Originally Posted by chicagowhitesox1
I read two books about him. I can't recall the names of them but both were very good books. Apparently Robinson wasn't as well liked as some may think. If I recall correctly, Robinson got along more with his white teammates than he did with Campanella and Newcombe. I know the book touched on this so i'm not sure how much Robinson didn't get along with his black teammates. But I always thought it was kind of a shame that they hand picked Robinson for this honor instead of Josh Gibson or Satchel Paige. I feel baseball did a great thing in finally letting blacks into baseball but I always felt they snubbed alot of people by how they chose. I realize they chose Robinson because he had the strength and courage and smarts to take the namecalling but these other guys like Gibson and Paige had been busting their tails off for years and to not get chosen to be the first black mlb player because they weren't smart or level headed enough is disrespectful in it's own way.
Perhaps it was. However, the overall goal was to integrate baseball permanently for the foreseeable future. In order to do that, it was necessary to demonstrate to those within the sport and the much larger and more influential multitudes outside of it, many of whose only information about Blacks consisted of racist propaganda, that the American pastime would only be enhanced by the skills of these wonderful Black ballplayers.

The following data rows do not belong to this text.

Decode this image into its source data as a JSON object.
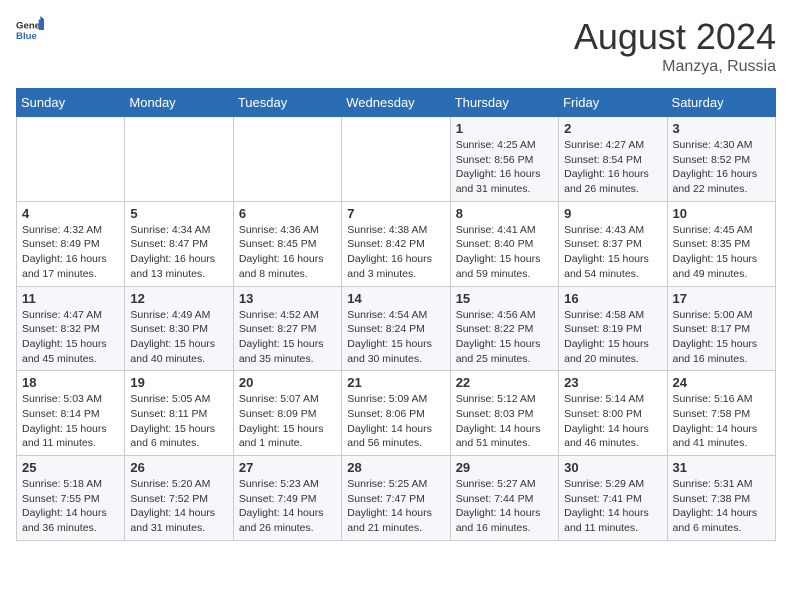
{
  "header": {
    "logo_general": "General",
    "logo_blue": "Blue",
    "month_title": "August 2024",
    "location": "Manzya, Russia"
  },
  "days_of_week": [
    "Sunday",
    "Monday",
    "Tuesday",
    "Wednesday",
    "Thursday",
    "Friday",
    "Saturday"
  ],
  "weeks": [
    [
      {
        "day": "",
        "info": ""
      },
      {
        "day": "",
        "info": ""
      },
      {
        "day": "",
        "info": ""
      },
      {
        "day": "",
        "info": ""
      },
      {
        "day": "1",
        "info": "Sunrise: 4:25 AM\nSunset: 8:56 PM\nDaylight: 16 hours\nand 31 minutes."
      },
      {
        "day": "2",
        "info": "Sunrise: 4:27 AM\nSunset: 8:54 PM\nDaylight: 16 hours\nand 26 minutes."
      },
      {
        "day": "3",
        "info": "Sunrise: 4:30 AM\nSunset: 8:52 PM\nDaylight: 16 hours\nand 22 minutes."
      }
    ],
    [
      {
        "day": "4",
        "info": "Sunrise: 4:32 AM\nSunset: 8:49 PM\nDaylight: 16 hours\nand 17 minutes."
      },
      {
        "day": "5",
        "info": "Sunrise: 4:34 AM\nSunset: 8:47 PM\nDaylight: 16 hours\nand 13 minutes."
      },
      {
        "day": "6",
        "info": "Sunrise: 4:36 AM\nSunset: 8:45 PM\nDaylight: 16 hours\nand 8 minutes."
      },
      {
        "day": "7",
        "info": "Sunrise: 4:38 AM\nSunset: 8:42 PM\nDaylight: 16 hours\nand 3 minutes."
      },
      {
        "day": "8",
        "info": "Sunrise: 4:41 AM\nSunset: 8:40 PM\nDaylight: 15 hours\nand 59 minutes."
      },
      {
        "day": "9",
        "info": "Sunrise: 4:43 AM\nSunset: 8:37 PM\nDaylight: 15 hours\nand 54 minutes."
      },
      {
        "day": "10",
        "info": "Sunrise: 4:45 AM\nSunset: 8:35 PM\nDaylight: 15 hours\nand 49 minutes."
      }
    ],
    [
      {
        "day": "11",
        "info": "Sunrise: 4:47 AM\nSunset: 8:32 PM\nDaylight: 15 hours\nand 45 minutes."
      },
      {
        "day": "12",
        "info": "Sunrise: 4:49 AM\nSunset: 8:30 PM\nDaylight: 15 hours\nand 40 minutes."
      },
      {
        "day": "13",
        "info": "Sunrise: 4:52 AM\nSunset: 8:27 PM\nDaylight: 15 hours\nand 35 minutes."
      },
      {
        "day": "14",
        "info": "Sunrise: 4:54 AM\nSunset: 8:24 PM\nDaylight: 15 hours\nand 30 minutes."
      },
      {
        "day": "15",
        "info": "Sunrise: 4:56 AM\nSunset: 8:22 PM\nDaylight: 15 hours\nand 25 minutes."
      },
      {
        "day": "16",
        "info": "Sunrise: 4:58 AM\nSunset: 8:19 PM\nDaylight: 15 hours\nand 20 minutes."
      },
      {
        "day": "17",
        "info": "Sunrise: 5:00 AM\nSunset: 8:17 PM\nDaylight: 15 hours\nand 16 minutes."
      }
    ],
    [
      {
        "day": "18",
        "info": "Sunrise: 5:03 AM\nSunset: 8:14 PM\nDaylight: 15 hours\nand 11 minutes."
      },
      {
        "day": "19",
        "info": "Sunrise: 5:05 AM\nSunset: 8:11 PM\nDaylight: 15 hours\nand 6 minutes."
      },
      {
        "day": "20",
        "info": "Sunrise: 5:07 AM\nSunset: 8:09 PM\nDaylight: 15 hours\nand 1 minute."
      },
      {
        "day": "21",
        "info": "Sunrise: 5:09 AM\nSunset: 8:06 PM\nDaylight: 14 hours\nand 56 minutes."
      },
      {
        "day": "22",
        "info": "Sunrise: 5:12 AM\nSunset: 8:03 PM\nDaylight: 14 hours\nand 51 minutes."
      },
      {
        "day": "23",
        "info": "Sunrise: 5:14 AM\nSunset: 8:00 PM\nDaylight: 14 hours\nand 46 minutes."
      },
      {
        "day": "24",
        "info": "Sunrise: 5:16 AM\nSunset: 7:58 PM\nDaylight: 14 hours\nand 41 minutes."
      }
    ],
    [
      {
        "day": "25",
        "info": "Sunrise: 5:18 AM\nSunset: 7:55 PM\nDaylight: 14 hours\nand 36 minutes."
      },
      {
        "day": "26",
        "info": "Sunrise: 5:20 AM\nSunset: 7:52 PM\nDaylight: 14 hours\nand 31 minutes."
      },
      {
        "day": "27",
        "info": "Sunrise: 5:23 AM\nSunset: 7:49 PM\nDaylight: 14 hours\nand 26 minutes."
      },
      {
        "day": "28",
        "info": "Sunrise: 5:25 AM\nSunset: 7:47 PM\nDaylight: 14 hours\nand 21 minutes."
      },
      {
        "day": "29",
        "info": "Sunrise: 5:27 AM\nSunset: 7:44 PM\nDaylight: 14 hours\nand 16 minutes."
      },
      {
        "day": "30",
        "info": "Sunrise: 5:29 AM\nSunset: 7:41 PM\nDaylight: 14 hours\nand 11 minutes."
      },
      {
        "day": "31",
        "info": "Sunrise: 5:31 AM\nSunset: 7:38 PM\nDaylight: 14 hours\nand 6 minutes."
      }
    ]
  ]
}
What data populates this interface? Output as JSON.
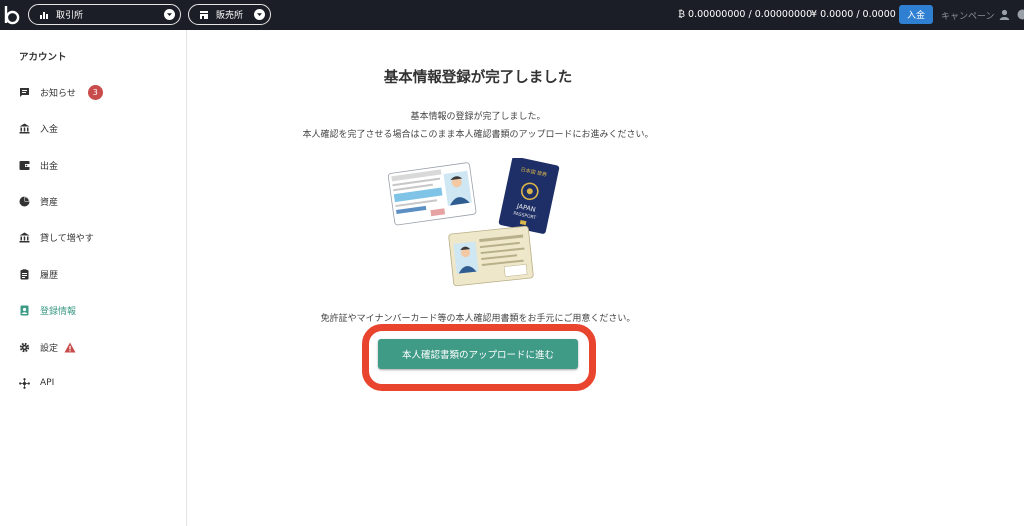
{
  "header": {
    "logo": "b-logo-icon",
    "exchange_label": "取引所",
    "store_label": "販売所",
    "btc_balance": "₿ 0.00000000 / 0.00000000",
    "jpy_balance": "¥ 0.0000 / 0.0000",
    "deposit_label": "入金",
    "campaign_label": "キャンペーン"
  },
  "sidebar": {
    "heading": "アカウント",
    "items": [
      {
        "label": "お知らせ",
        "icon": "message-icon",
        "badge": "3"
      },
      {
        "label": "入金",
        "icon": "bank-icon"
      },
      {
        "label": "出金",
        "icon": "wallet-icon"
      },
      {
        "label": "資産",
        "icon": "pie-chart-icon"
      },
      {
        "label": "貸して増やす",
        "icon": "bank-icon"
      },
      {
        "label": "履歴",
        "icon": "clipboard-icon"
      },
      {
        "label": "登録情報",
        "icon": "id-badge-icon",
        "active": true
      },
      {
        "label": "設定",
        "icon": "gear-icon",
        "warning": true
      },
      {
        "label": "API",
        "icon": "network-icon"
      }
    ]
  },
  "main": {
    "title": "基本情報登録が完了しました",
    "line1": "基本情報の登録が完了しました。",
    "line2": "本人確認を完了させる場合はこのまま本人確認書類のアップロードにお進みください。",
    "line3": "免許証やマイナンバーカード等の本人確認用書類をお手元にご用意ください。",
    "cta_label": "本人確認書類のアップロードに進む",
    "passport_text": "JAPAN",
    "passport_sub": "PASSPORT",
    "passport_jp": "日本国 旅券"
  },
  "colors": {
    "topbar": "#1b1e26",
    "accent": "#3f9a86",
    "deposit": "#2f7fd3",
    "highlight": "#e8442e",
    "badge": "#c94c4c"
  }
}
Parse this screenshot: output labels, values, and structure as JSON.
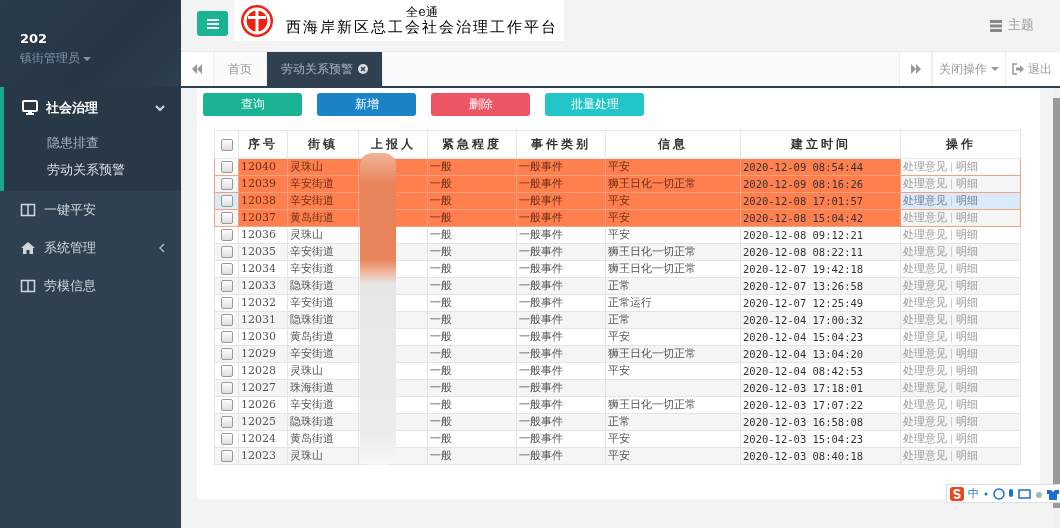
{
  "sidebar": {
    "user": {
      "name": "202",
      "role": "镇街管理员"
    },
    "menu": [
      {
        "label": "社会治理",
        "expanded": true,
        "children": [
          {
            "label": "隐患排查",
            "selected": false
          },
          {
            "label": "劳动关系预警",
            "selected": true
          }
        ]
      },
      {
        "label": "一键平安",
        "expanded": false
      },
      {
        "label": "系统管理",
        "expanded": false,
        "has_children": true
      },
      {
        "label": "劳模信息",
        "expanded": false
      }
    ]
  },
  "header": {
    "logo": {
      "top_line": "全e通",
      "bottom_line": "西海岸新区总工会社会治理工作平台"
    },
    "theme_label": "主题"
  },
  "tab_bar": {
    "tabs": [
      {
        "label": "首页",
        "selected": false,
        "closable": false
      },
      {
        "label": "劳动关系预警",
        "selected": true,
        "closable": true
      }
    ],
    "close_menu": "关闭操作",
    "logout": "退出"
  },
  "toolbar": {
    "buttons": [
      {
        "label": "查询",
        "color": "#1ab394"
      },
      {
        "label": "新增",
        "color": "#1c84c6"
      },
      {
        "label": "删除",
        "color": "#ed5565"
      },
      {
        "label": "批量处理",
        "color": "#23c6c8"
      }
    ]
  },
  "table": {
    "select_all_checked": false,
    "columns": [
      "序号",
      "街镇",
      "上报人",
      "紧急程度",
      "事件类别",
      "信息",
      "建立时间",
      "操作"
    ],
    "rows": [
      {
        "checked": false,
        "alert": true,
        "hovered": false,
        "id": "12040",
        "town": "灵珠山",
        "urgency": "一般",
        "category": "一般事件",
        "info": "平安",
        "time": "2020-12-09 08:54:44",
        "actions": [
          "处理意见",
          "明细"
        ]
      },
      {
        "checked": false,
        "alert": true,
        "hovered": false,
        "id": "12039",
        "town": "辛安街道",
        "urgency": "一般",
        "category": "一般事件",
        "info": "狮王日化一切正常",
        "time": "2020-12-09 08:16:26",
        "actions": [
          "处理意见",
          "明细"
        ]
      },
      {
        "checked": false,
        "alert": true,
        "hovered": true,
        "id": "12038",
        "town": "辛安街道",
        "urgency": "一般",
        "category": "一般事件",
        "info": "平安",
        "time": "2020-12-08 17:01:57",
        "actions": [
          "处理意见",
          "明细"
        ]
      },
      {
        "checked": false,
        "alert": true,
        "hovered": false,
        "id": "12037",
        "town": "黄岛街道",
        "urgency": "一般",
        "category": "一般事件",
        "info": "平安",
        "time": "2020-12-08 15:04:42",
        "actions": [
          "处理意见",
          "明细"
        ]
      },
      {
        "checked": false,
        "alert": false,
        "hovered": false,
        "id": "12036",
        "town": "灵珠山",
        "urgency": "一般",
        "category": "一般事件",
        "info": "平安",
        "time": "2020-12-08 09:12:21",
        "actions": [
          "处理意见",
          "明细"
        ]
      },
      {
        "checked": false,
        "alert": false,
        "hovered": false,
        "id": "12035",
        "town": "辛安街道",
        "urgency": "一般",
        "category": "一般事件",
        "info": "狮王日化一切正常",
        "time": "2020-12-08 08:22:11",
        "actions": [
          "处理意见",
          "明细"
        ]
      },
      {
        "checked": false,
        "alert": false,
        "hovered": false,
        "id": "12034",
        "town": "辛安街道",
        "urgency": "一般",
        "category": "一般事件",
        "info": "狮王日化一切正常",
        "time": "2020-12-07 19:42:18",
        "actions": [
          "处理意见",
          "明细"
        ]
      },
      {
        "checked": false,
        "alert": false,
        "hovered": false,
        "id": "12033",
        "town": "隐珠街道",
        "urgency": "一般",
        "category": "一般事件",
        "info": "正常",
        "time": "2020-12-07 13:26:58",
        "actions": [
          "处理意见",
          "明细"
        ]
      },
      {
        "checked": false,
        "alert": false,
        "hovered": false,
        "id": "12032",
        "town": "辛安街道",
        "urgency": "一般",
        "category": "一般事件",
        "info": "正常运行",
        "time": "2020-12-07 12:25:49",
        "actions": [
          "处理意见",
          "明细"
        ]
      },
      {
        "checked": false,
        "alert": false,
        "hovered": false,
        "id": "12031",
        "town": "隐珠街道",
        "urgency": "一般",
        "category": "一般事件",
        "info": "正常",
        "time": "2020-12-04 17:00:32",
        "actions": [
          "处理意见",
          "明细"
        ]
      },
      {
        "checked": false,
        "alert": false,
        "hovered": false,
        "id": "12030",
        "town": "黄岛街道",
        "urgency": "一般",
        "category": "一般事件",
        "info": "平安",
        "time": "2020-12-04 15:04:23",
        "actions": [
          "处理意见",
          "明细"
        ]
      },
      {
        "checked": false,
        "alert": false,
        "hovered": false,
        "id": "12029",
        "town": "辛安街道",
        "urgency": "一般",
        "category": "一般事件",
        "info": "狮王日化一切正常",
        "time": "2020-12-04 13:04:20",
        "actions": [
          "处理意见",
          "明细"
        ]
      },
      {
        "checked": false,
        "alert": false,
        "hovered": false,
        "id": "12028",
        "town": "灵珠山",
        "urgency": "一般",
        "category": "一般事件",
        "info": "平安",
        "time": "2020-12-04 08:42:53",
        "actions": [
          "处理意见",
          "明细"
        ]
      },
      {
        "checked": false,
        "alert": false,
        "hovered": false,
        "id": "12027",
        "town": "珠海街道",
        "urgency": "一般",
        "category": "一般事件",
        "time": "2020-12-03 17:18:01",
        "actions": [
          "处理意见",
          "明细"
        ]
      },
      {
        "checked": false,
        "alert": false,
        "hovered": false,
        "id": "12026",
        "town": "辛安街道",
        "urgency": "一般",
        "category": "一般事件",
        "info": "狮王日化一切正常",
        "time": "2020-12-03 17:07:22",
        "actions": [
          "处理意见",
          "明细"
        ]
      },
      {
        "checked": false,
        "alert": false,
        "hovered": false,
        "id": "12025",
        "town": "隐珠街道",
        "urgency": "一般",
        "category": "一般事件",
        "info": "正常",
        "time": "2020-12-03 16:58:08",
        "actions": [
          "处理意见",
          "明细"
        ]
      },
      {
        "checked": false,
        "alert": false,
        "hovered": false,
        "id": "12024",
        "town": "黄岛街道",
        "urgency": "一般",
        "category": "一般事件",
        "info": "平安",
        "time": "2020-12-03 15:04:23",
        "actions": [
          "处理意见",
          "明细"
        ]
      },
      {
        "checked": false,
        "alert": false,
        "hovered": false,
        "id": "12023",
        "town": "灵珠山",
        "urgency": "一般",
        "category": "一般事件",
        "info": "平安",
        "time": "2020-12-03 08:40:18",
        "actions": [
          "处理意见",
          "明细"
        ]
      }
    ]
  },
  "ime_toolbar": {
    "mode": "中"
  }
}
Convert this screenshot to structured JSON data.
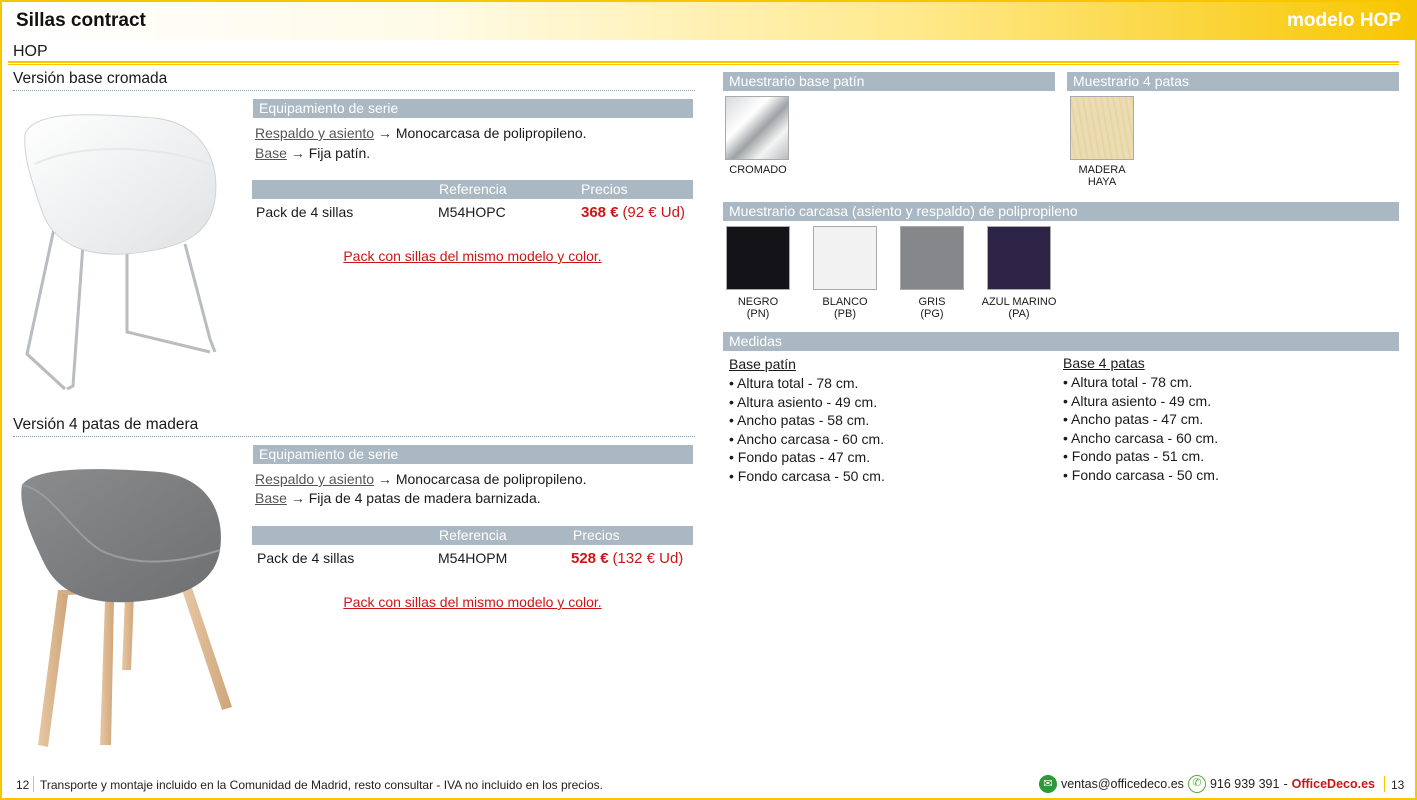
{
  "header": {
    "title": "Sillas contract",
    "model": "modelo HOP"
  },
  "subtitle": "HOP",
  "versions": [
    {
      "title": "Versión base cromada",
      "equip_title": "Equipamiento de serie",
      "lines": [
        {
          "label": "Respaldo y asiento",
          "text": "Monocarcasa de polipropileno."
        },
        {
          "label": "Base",
          "text": "Fija patín."
        }
      ],
      "col_ref": "Referencia",
      "col_price": "Precios",
      "row_name": "Pack de 4 sillas",
      "ref": "M54HOPC",
      "price": "368 €",
      "unit_price": "(92 € Ud)",
      "note": "Pack con sillas del mismo modelo y color."
    },
    {
      "title": "Versión 4 patas de madera",
      "equip_title": "Equipamiento de serie",
      "lines": [
        {
          "label": "Respaldo y asiento",
          "text": "Monocarcasa de polipropileno."
        },
        {
          "label": "Base",
          "text": "Fija de 4 patas de madera barnizada."
        }
      ],
      "col_ref": "Referencia",
      "col_price": "Precios",
      "row_name": "Pack de 4 sillas",
      "ref": "M54HOPM",
      "price": "528 €",
      "unit_price": "(132 € Ud)",
      "note": "Pack con sillas del mismo modelo y color."
    }
  ],
  "arrow": "→",
  "muestrario_patin": {
    "title": "Muestrario base patín",
    "swatches": [
      {
        "label": "CROMADO"
      }
    ]
  },
  "muestrario_4patas": {
    "title": "Muestrario 4 patas",
    "swatches": [
      {
        "label1": "MADERA",
        "label2": "HAYA",
        "color": "#ecdcb2"
      }
    ]
  },
  "muestrario_carcasa": {
    "title": "Muestrario carcasa (asiento y respaldo) de polipropileno",
    "swatches": [
      {
        "name": "NEGRO",
        "code": "(PN)",
        "color": "#141418"
      },
      {
        "name": "BLANCO",
        "code": "(PB)",
        "color": "#f2f2f2"
      },
      {
        "name": "GRIS",
        "code": "(PG)",
        "color": "#85878a"
      },
      {
        "name": "AZUL MARINO",
        "code": "(PA)",
        "color": "#2c2346"
      }
    ]
  },
  "medidas": {
    "title": "Medidas",
    "base_patin": {
      "heading": "Base patín",
      "items": [
        "Altura total - 78 cm.",
        "Altura asiento - 49 cm.",
        "Ancho patas - 58 cm.",
        "Ancho carcasa - 60 cm.",
        "Fondo patas - 47 cm.",
        "Fondo carcasa - 50 cm."
      ]
    },
    "base_4patas": {
      "heading": "Base 4 patas",
      "items": [
        "Altura total - 78 cm.",
        "Altura asiento - 49 cm.",
        "Ancho patas - 47 cm.",
        "Ancho carcasa - 60 cm.",
        "Fondo patas - 51 cm.",
        "Fondo carcasa - 50 cm."
      ]
    }
  },
  "footer": {
    "page_left": "12",
    "text": "Transporte y montaje incluido en la Comunidad de Madrid, resto consultar - IVA no incluido en los precios.",
    "email": "ventas@officedeco.es",
    "phone": "916 939 391",
    "dash": "-",
    "brand": "OfficeDeco.es",
    "page_right": "13"
  },
  "colors": {
    "accent": "#f7c600",
    "header_gray": "#a9b8c3",
    "price_red": "#cc1616"
  }
}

Incidents created by frustrated and angry responses to the type of race-baiting and abuse that went on would have only served to undermine this objective by giving ammunition to the vocal opponents of integration in any arena; the reason why Blacks and Whites needed to be separate "for their own good". To be successful long term instead of just one big splash, it needed to be as smooth a transition as possible and that was always going to fall on the shoulders of whichever Black player came first.
Skill was important but not as important as mental and emotional makeup and disposition.